**Task details:** Determine the number of lines in these entries that hold the word "Copy". Give the number and nothing more.

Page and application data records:
■ ■ ■ ■ ■ ■ ■

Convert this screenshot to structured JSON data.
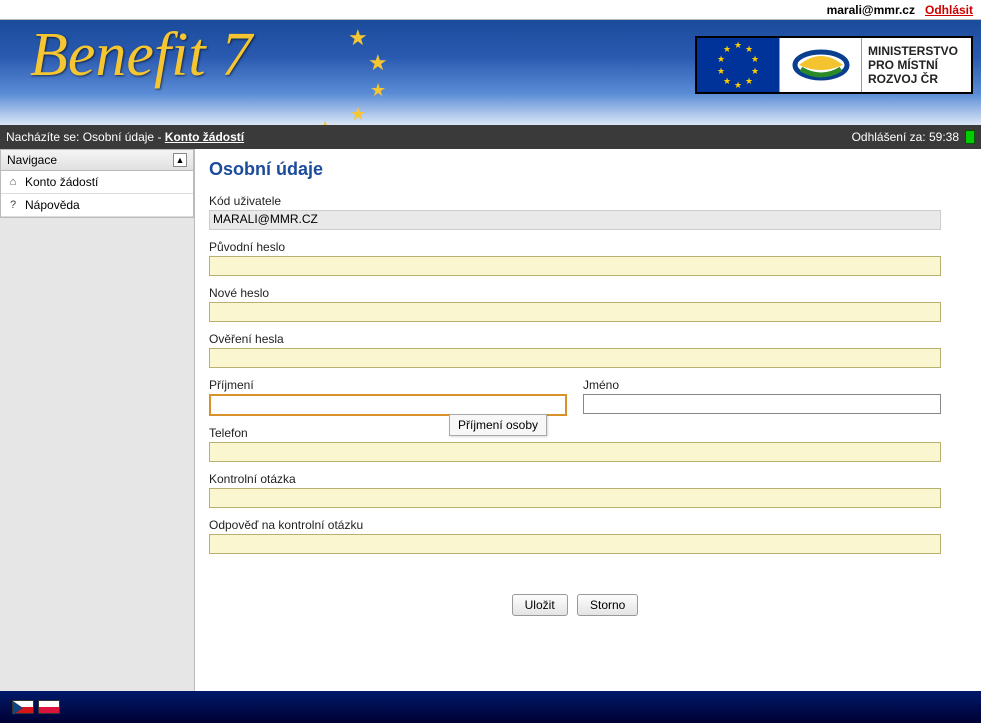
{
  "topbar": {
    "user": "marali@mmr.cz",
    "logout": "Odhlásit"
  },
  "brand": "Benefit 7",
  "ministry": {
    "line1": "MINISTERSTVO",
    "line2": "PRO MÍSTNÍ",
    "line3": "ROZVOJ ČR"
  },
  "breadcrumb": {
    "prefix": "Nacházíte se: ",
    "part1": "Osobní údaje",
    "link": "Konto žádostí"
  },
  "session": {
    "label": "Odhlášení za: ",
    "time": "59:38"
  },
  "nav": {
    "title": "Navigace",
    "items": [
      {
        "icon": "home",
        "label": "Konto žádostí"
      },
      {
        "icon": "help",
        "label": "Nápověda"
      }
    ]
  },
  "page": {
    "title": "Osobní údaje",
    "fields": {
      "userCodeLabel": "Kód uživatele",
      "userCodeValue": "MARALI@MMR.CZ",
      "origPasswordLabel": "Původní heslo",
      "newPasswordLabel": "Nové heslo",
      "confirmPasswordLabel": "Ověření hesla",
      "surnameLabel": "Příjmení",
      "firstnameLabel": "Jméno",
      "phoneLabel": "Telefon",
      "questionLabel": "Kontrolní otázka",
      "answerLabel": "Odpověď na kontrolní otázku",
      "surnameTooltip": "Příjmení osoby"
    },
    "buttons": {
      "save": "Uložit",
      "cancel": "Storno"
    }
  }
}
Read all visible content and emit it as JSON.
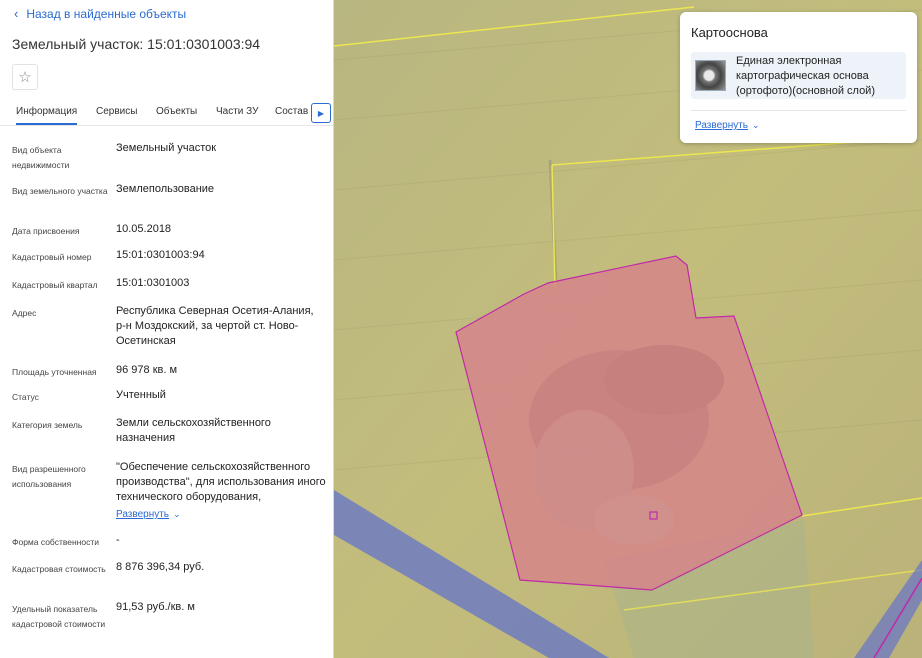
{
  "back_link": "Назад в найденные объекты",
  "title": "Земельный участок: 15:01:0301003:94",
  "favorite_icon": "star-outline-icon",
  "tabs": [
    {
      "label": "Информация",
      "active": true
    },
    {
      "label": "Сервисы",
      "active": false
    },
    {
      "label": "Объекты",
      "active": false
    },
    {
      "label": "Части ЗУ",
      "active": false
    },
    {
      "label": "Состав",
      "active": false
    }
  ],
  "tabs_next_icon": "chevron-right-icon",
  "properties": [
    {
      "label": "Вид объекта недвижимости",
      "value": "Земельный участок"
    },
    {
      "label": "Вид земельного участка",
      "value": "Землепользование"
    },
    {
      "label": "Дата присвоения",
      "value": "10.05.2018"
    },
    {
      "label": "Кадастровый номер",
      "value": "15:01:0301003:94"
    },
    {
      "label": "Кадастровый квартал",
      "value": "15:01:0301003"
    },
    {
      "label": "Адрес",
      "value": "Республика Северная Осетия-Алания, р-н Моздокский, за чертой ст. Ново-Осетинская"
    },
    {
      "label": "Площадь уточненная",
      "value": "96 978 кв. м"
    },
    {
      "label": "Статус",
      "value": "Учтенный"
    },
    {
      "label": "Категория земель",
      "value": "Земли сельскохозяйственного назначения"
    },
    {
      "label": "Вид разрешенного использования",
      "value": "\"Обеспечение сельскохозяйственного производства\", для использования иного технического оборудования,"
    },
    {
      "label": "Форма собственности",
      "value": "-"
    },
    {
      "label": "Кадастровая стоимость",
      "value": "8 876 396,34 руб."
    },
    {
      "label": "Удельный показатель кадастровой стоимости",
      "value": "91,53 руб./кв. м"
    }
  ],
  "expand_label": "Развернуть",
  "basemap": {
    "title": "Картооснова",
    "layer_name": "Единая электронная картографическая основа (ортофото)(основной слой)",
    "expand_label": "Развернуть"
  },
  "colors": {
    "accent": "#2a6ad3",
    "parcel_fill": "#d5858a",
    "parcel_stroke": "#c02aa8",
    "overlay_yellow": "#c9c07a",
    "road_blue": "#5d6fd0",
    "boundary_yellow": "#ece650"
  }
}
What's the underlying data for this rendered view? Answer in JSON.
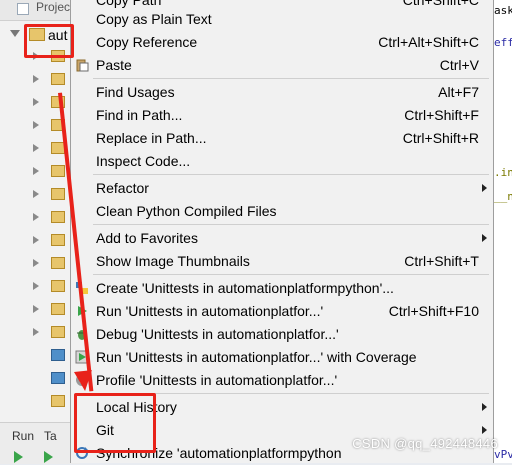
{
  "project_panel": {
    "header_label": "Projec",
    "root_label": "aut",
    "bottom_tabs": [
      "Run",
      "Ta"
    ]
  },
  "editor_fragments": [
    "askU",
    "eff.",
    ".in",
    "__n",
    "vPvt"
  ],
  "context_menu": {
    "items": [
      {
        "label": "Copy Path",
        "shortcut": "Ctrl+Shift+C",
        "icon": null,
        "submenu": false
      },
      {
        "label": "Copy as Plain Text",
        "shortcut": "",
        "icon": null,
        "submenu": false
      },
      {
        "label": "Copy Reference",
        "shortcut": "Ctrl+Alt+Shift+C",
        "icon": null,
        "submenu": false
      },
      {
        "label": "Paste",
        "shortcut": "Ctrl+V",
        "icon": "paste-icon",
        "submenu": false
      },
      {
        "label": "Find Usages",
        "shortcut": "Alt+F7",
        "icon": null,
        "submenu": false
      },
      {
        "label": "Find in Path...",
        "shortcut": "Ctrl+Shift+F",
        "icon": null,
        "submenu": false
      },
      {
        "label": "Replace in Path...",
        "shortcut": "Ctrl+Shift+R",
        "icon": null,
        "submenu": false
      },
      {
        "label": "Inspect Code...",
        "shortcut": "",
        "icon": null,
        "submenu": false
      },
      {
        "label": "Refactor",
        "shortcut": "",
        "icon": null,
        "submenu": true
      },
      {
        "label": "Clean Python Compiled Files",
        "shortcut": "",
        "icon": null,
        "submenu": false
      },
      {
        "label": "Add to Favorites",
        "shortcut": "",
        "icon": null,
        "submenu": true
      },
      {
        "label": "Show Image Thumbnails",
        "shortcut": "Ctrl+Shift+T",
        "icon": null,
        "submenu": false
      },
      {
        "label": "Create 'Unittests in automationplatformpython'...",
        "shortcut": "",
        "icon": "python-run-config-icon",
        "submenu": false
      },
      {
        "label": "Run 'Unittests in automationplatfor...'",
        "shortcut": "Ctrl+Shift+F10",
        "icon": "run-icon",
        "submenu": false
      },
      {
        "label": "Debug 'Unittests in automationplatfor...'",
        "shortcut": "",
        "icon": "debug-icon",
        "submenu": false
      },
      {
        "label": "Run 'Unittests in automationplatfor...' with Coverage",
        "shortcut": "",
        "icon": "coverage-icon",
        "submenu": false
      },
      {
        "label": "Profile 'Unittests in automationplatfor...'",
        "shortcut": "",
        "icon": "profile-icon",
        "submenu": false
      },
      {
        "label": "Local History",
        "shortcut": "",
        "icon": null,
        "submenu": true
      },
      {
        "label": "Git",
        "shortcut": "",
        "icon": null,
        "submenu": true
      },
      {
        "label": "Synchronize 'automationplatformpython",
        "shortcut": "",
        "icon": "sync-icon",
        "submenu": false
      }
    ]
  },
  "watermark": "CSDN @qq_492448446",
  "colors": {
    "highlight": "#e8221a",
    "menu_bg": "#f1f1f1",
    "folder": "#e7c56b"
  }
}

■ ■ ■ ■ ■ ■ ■

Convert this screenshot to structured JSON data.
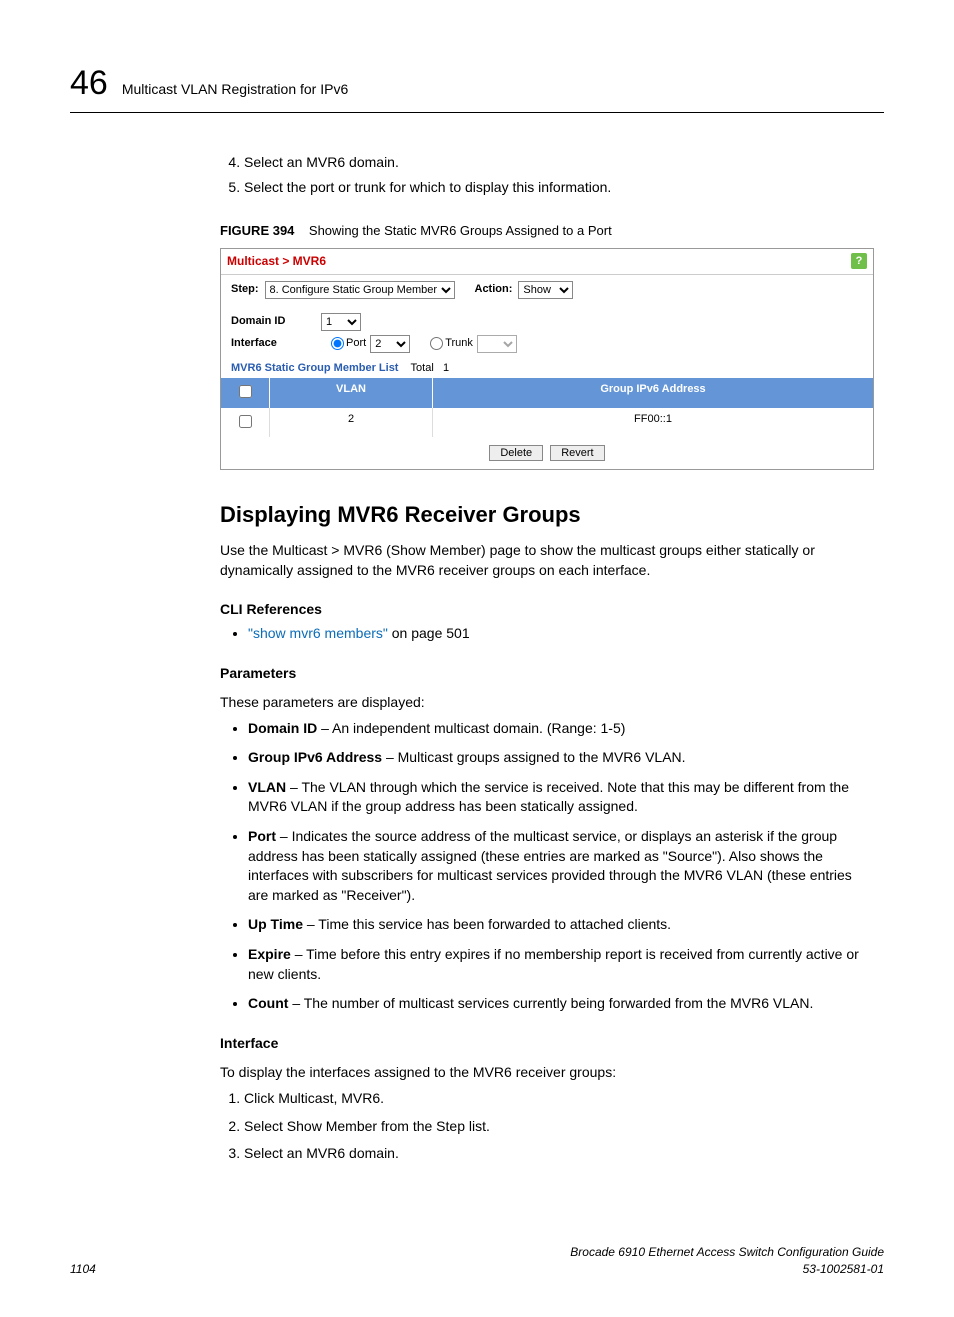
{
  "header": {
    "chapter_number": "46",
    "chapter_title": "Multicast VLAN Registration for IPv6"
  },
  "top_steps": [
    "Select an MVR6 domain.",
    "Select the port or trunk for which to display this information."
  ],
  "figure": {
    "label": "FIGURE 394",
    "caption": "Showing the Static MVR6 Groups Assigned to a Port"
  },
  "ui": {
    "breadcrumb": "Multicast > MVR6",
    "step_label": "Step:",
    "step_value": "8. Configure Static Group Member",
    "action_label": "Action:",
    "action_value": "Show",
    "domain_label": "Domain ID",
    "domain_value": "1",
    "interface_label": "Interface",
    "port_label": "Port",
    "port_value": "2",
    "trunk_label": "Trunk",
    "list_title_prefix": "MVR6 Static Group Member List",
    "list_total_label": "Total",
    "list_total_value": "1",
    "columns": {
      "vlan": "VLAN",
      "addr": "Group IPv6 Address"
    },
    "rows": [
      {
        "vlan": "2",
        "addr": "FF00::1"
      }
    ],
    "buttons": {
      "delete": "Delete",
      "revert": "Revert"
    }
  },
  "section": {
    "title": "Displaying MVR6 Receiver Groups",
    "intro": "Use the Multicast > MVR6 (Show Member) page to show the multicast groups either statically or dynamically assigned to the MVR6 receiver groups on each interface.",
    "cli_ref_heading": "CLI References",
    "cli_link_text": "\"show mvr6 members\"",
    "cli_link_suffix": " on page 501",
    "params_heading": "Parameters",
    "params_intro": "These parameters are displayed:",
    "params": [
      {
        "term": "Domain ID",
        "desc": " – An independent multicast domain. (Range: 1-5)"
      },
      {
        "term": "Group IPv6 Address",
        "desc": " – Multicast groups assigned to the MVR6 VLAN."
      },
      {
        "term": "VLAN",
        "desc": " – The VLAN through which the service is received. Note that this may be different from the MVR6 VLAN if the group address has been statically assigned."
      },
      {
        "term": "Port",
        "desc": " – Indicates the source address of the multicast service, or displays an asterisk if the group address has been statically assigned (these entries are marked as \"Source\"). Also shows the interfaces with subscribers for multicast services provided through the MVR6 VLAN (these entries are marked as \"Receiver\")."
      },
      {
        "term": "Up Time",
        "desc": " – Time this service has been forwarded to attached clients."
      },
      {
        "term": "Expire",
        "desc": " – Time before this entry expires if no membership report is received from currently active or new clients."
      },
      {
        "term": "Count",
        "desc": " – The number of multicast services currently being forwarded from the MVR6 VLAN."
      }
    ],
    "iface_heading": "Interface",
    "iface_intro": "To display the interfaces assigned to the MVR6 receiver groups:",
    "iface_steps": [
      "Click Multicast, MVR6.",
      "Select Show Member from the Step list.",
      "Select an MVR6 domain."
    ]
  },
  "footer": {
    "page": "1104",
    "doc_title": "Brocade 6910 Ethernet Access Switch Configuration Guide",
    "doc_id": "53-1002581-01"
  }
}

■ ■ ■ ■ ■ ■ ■

**Task output:** 3